If that’s what the Giants imagined, then the franchise still happily resided in 1989. Conventional wisdom and modern trends didn’t scare the organization away from using such a high pick on a running back. However, the time is quickly approaching when one of the NFL’s oldest franchises might soon feel a growing pit in its stomach over its fourth-year running back.
The Giants are progressing cautiously in Saquon Barkley’s return from a knee injury
You’ll be forgiven for forgetting that, yes, Barkley played last year. The dynamic running back totaled 34 yards on 19 carries, an ugly 1.8 yards per attempt, before tearing his ACL in a Week 2 loss to the Chicago Bears.
Nearly a year later, Barkley is still making his way back. He returned to practice in mid-August and recently began participating in seven-on-seven and 11-on-11 drills.
According to the Giants’ official website, Barkley said he is champing at the bit to play again. The Giants kept the 24-year-old running back out of any preseason action.
“I definitely want to get hit again. To me, it’s not just the hitting; it’s just playing football. Even though I only took two reps and a couple of reps in seven-on-seven, those reps are so valuable right now and going to help me in the long run.”Saquon Barkley
As of publication, the Giants had not announced if Barkley would play against the Denver Broncos in Week 1.
The Giants may need to soon accept they shouldn’t have drafted Barkley so high
Barkley immediately did his best to silence his critics in 2018, earning Offensive Rookie of the Year honors and running for 1,307 yards and 11 touchdowns in 16 starts. He also turned 91 receptions into 721 yards and four touchdowns.
However, those doubters were never going to go away so quickly. The once-common sight of running backs going early in the NFL draft is now on vacation with the dodo. Teams realized in the 2010s that it made far more logistical and financial sense to select a potential game-changing running back in the second or third round instead of within the first 20 picks.
Think about the best active running backs in the NFL right now. New Orleans Saints standout Alvin Kamara was a third-round pick in 2017. The Green Bay Packers selected Aaron Jones two rounds later that year. Tennessee Titans star Derrick Henry, who joined the 2,000-yard rushing club last year, was a second-round pick in 2016.
All arrived on cheap four-year contracts and eventually signed extensions. Depending on what happens with Barkley, the Giants may not even re-sign him following the 2022 season. He missed time in 2019 with an ankle injury and had an embarrassing start to the 2020 season before he tore his ACL.
Although Barkley dazzled in his rookie year, the Giants need to soon consider the possibility they made the wrong move. Instead of going for the sexy pick, the franchise could have drafted Notre Dame guard Quenton Nelson, who went four picks later and has become an All-Pro force for the Indianapolis Colts. Which would you rather have? A running back coming off a knee injury or a three-time first-team All-Pro guard?
Barkley still has plenty of time to prove his critics wrong
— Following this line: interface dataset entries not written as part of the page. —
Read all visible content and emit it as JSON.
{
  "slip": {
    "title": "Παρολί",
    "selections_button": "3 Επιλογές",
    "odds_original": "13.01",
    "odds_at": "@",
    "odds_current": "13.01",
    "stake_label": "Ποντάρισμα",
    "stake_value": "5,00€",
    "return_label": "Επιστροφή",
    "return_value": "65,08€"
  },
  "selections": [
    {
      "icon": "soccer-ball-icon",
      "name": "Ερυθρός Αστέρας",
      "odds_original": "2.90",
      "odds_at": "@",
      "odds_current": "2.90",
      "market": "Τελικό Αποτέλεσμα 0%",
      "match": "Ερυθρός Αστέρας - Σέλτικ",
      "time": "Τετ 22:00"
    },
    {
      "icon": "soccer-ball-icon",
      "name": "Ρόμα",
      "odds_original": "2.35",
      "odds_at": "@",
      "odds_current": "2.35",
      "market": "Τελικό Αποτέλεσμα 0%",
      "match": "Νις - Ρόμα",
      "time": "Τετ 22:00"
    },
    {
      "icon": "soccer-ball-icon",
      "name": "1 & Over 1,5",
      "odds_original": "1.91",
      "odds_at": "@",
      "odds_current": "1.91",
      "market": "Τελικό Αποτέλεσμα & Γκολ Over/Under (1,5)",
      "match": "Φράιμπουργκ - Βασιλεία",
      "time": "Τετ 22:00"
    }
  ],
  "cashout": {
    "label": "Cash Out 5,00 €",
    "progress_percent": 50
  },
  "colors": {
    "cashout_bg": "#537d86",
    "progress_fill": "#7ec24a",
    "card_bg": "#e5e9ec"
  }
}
Look, Barkley is still only 24 years old. He’ll play the entire 2021 season at that age unless the Giants somehow find themselves representing the NFC in Super Bowl 56.
His age and experience as an explosive weapon should give Giants fans some level of optimism, but we’ll let others determine if those feelings are naive or not. If he runs for 1,100 yards and averages 4.5 yards per attempt this season, the selection won’t look as bad as we’re making it out to be.
The key, though, is victories. History looks back fondly on the Sanders selection in spite of the Detroit Lions’ lack of success because of the All-Pro running back’s dominance and the NFL’s trends at that time. Running backs went early and carried the ball over 300 times per season.
People will always criticize the selection unless Barkley lands in the Pro Football Hall of Fame or becomes a great running back who helps the Giants reach the postseason each year. The pressure is on the Penn State product to start working on proving his critics wrong.